In a videotaped address Wednesday to the United Nations General Assembly, Ukrainian President Volodymyr Zelensky called on the nations of the world to punish Russia's government for the war it launched against Ukraine earlier this year.
“A crime has been committed against Ukraine and we demand just punishment,” Zelensky said. “The crime was committed against our state borders. The crime was committed against the lives of our people. The crime was committed, again, against the dignity of our women and men. The crime was committed against the values that make you and me a community of the United Nations.”
Only seven member states voted against allowing Zelensky to address the General Assembly via video feed, Ukraine's president said: Russia, North Korea, Nicaragua, Cuba, Syria, Belarus and Eritrea. Again and again, Zelensky used his remarks to press the point that Russia must be held accountable for its decision to launch a preemptive war on its neighbor.
“Ukraine demands punishment for trying to steal our territory, punishment for the murders of thousands of people, punishment for the tortures and humiliations of women and men, punishment for the catastrophic turbulence Russia provoked with its illegal war — and not only for us Ukrainians, but for the whole world,” Zelensky said.
Punishing Russia, Zelensky said, was one plank of what he billed as a 5-point “formula for peace” to end the ongoing conflict. The other items in his plan included guarantees to protect life, the restoration of security measures and the reestablishment of Ukraine’s territorial integrity, future security guarantees as well as Ukraine’s unfettered “determination to defend one’s self.”
Specifically, Zelensky said that international punishment against Russia must be carried out until “the internationally recognized border [of Ukraine] is restored,” and “until the damages and losses of the war are fully compensated.” Until then, international sanctions against Moscow should continue, Zelensky said.
Russia should also be stripped of its right to vote or issue vetos as a permanent member of the U.N. Security Council, Zelensky said. He also took aim at some Russian citizens, like those who have continued to vacation in Crimea, which Russia annexed from Ukraine in 2014, as the war rages on just miles away.
“Citizens of the aggressor state [Russia] shouldn’t be allowed to enjoy tourism or shopping in the territory of those who value this,” Zelensky said, “but should be encouraged through visa restrictions to fight against the aggression of their own state.”

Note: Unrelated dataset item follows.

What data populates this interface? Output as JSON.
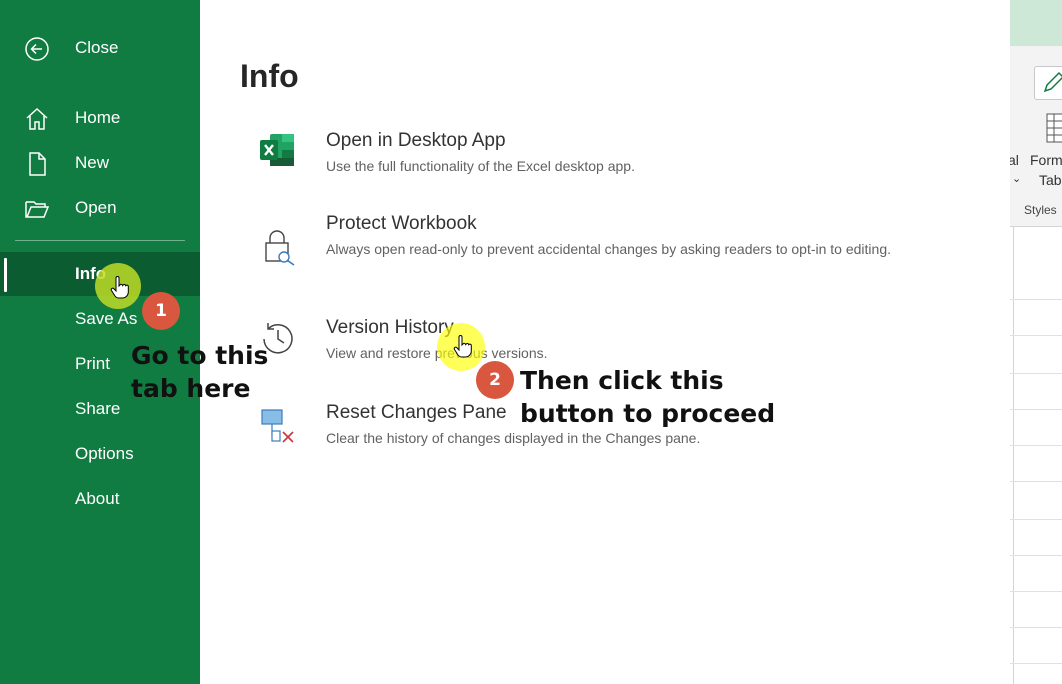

Zelensky noted that as the General Assembly was taking place, Ukraine’s military was continuing to uncover human remains from a mass grave in the recently liberated town of Izyum.
“The bodies of women and men, children and adults, civilians and soldiers were found there — 445 graves,” Zelensky said before recounting how a male victim was found to have been castrated prior to being killed.
“Ask, please, the representatives of Russia why the Russian military are so obsessed [sic] with castration,” Zelensky said. “What was done to them so that they want to do this to others?”
In a speech delivered before the assembly earlier in the day, President Joe Biden forcefully decried Russia's invasion of Ukraine.
“This war is about extinguishing Ukraine’s right to exist as a state, plain and simple, and Ukraine’s right to exist as a people,” Biden said. “Wherever you are, wherever you live, whatever you believe ... that should make your blood run cold.”
Weaponry provided by the United States and other NATO allies are credited with helping sway the momentum in the conflict toward Ukraine and Biden made clear that the U.S. would not back down in its opposition to Russian aggression. Still, Zelensky renewed his appeal for even more military hardware.
“For us, this is war for life. That is why we need defense support,” Zelensky said. “Weapons, military equipment and shells. Offensive weapons, and long-range ones, is enough to liberate our land. And defensive systems, above all air defense, and we need financial support to keep internal stability and fulfill social obligations to our people.”
In his own speech on Friday, Russian President Vladimir Putin announced a partial mobilization of 300,000 reservists to the military in order to try to stem recent military setbacks in Ukraine. He also accused the U.S. and Europe of “nuclear blackmail,” and issued a not-so-veiled threat to use nuclear weapons.
“The territorial integrity of our homeland, our independence and freedom will be ensured, I will emphasize this again, with all the means at our disposal,” Putin said. “And those who try to blackmail us with nuclear weapons should know that the prevailing winds can turn in their direction.”
But Zelensky also referenced an incident that occurred Monday in which Russian artillery shells exploded near the Pivdennoukrainsk nuclear power plant in Ukraine’s southern Mykolaiv province, the latest act in the conflict that, Zelensky said, proved again that Putin was the one who posed a global threat.
“On the eve of the General Assembly meeting, Russia fired missiles at a South Ukraine nuclear power plant. The explosion hit the station buildings. Windows were broken, walls were damaged. The rockets exploded only 300 meters from the walls of the reactors. And this is after the IAEA’s clear appeal to Russia to stop any hostile activity against any nuclear facilities of Ukraine,” Zelensky said, adding,“That makes all of you a target. Russian radiation blackmailing is something that should concern each and every one of you because none of you will find a vaccine against radiation sickness.”